EXERCISE: Could you reproduce all of the records exactly?

INPUT DATA section start

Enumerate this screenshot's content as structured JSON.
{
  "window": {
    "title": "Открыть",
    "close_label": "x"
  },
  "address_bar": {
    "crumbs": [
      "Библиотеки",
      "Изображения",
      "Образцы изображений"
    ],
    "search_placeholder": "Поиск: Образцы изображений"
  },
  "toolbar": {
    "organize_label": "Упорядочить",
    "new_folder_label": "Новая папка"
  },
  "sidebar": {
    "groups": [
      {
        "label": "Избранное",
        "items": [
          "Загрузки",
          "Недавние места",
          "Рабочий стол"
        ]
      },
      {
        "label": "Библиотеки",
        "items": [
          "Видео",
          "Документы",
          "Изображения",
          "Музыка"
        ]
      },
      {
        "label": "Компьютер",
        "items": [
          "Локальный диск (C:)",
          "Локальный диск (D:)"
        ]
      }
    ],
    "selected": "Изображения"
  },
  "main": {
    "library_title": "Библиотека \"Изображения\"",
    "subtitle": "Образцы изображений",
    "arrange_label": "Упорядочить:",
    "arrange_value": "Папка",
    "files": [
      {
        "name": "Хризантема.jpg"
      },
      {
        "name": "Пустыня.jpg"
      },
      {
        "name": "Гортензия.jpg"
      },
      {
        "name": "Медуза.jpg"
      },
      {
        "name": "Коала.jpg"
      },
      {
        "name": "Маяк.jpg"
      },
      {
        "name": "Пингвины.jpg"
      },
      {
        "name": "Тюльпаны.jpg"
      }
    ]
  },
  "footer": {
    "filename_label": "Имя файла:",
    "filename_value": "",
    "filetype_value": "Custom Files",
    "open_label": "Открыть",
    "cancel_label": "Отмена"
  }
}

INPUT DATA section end

SOLUTION:
Enumerate this screenshot's content as structured JSON.
{
  "window": {
    "title": "Открыть",
    "close_label": "x"
  },
  "address_bar": {
    "crumbs": [
      "Библиотеки",
      "Изображения",
      "Образцы изображений"
    ],
    "search_placeholder": "Поиск: Образцы изображений"
  },
  "toolbar": {
    "organize_label": "Упорядочить",
    "new_folder_label": "Новая папка"
  },
  "sidebar": {
    "groups": [
      {
        "label": "Избранное",
        "items": [
          "Загрузки",
          "Недавние места",
          "Рабочий стол"
        ]
      },
      {
        "label": "Библиотеки",
        "items": [
          "Видео",
          "Документы",
          "Изображения",
          "Музыка"
        ]
      },
      {
        "label": "Компьютер",
        "items": [
          "Локальный диск (C:)",
          "Локальный диск (D:)"
        ]
      }
    ],
    "selected": "Изображения"
  },
  "main": {
    "library_title": "Библиотека \"Изображения\"",
    "subtitle": "Образцы изображений",
    "arrange_label": "Упорядочить:",
    "arrange_value": "Папка",
    "files": [
      {
        "name": "Хризантема.jpg"
      },
      {
        "name": "Пустыня.jpg"
      },
      {
        "name": "Гортензия.jpg"
      },
      {
        "name": "Медуза.jpg"
      },
      {
        "name": "Коала.jpg"
      },
      {
        "name": "Маяк.jpg"
      },
      {
        "name": "Пингвины.jpg"
      },
      {
        "name": "Тюльпаны.jpg"
      }
    ]
  },
  "footer": {
    "filename_label": "Имя файла:",
    "filename_value": "",
    "filetype_value": "Custom Files",
    "open_label": "Открыть",
    "cancel_label": "Отмена"
  }
}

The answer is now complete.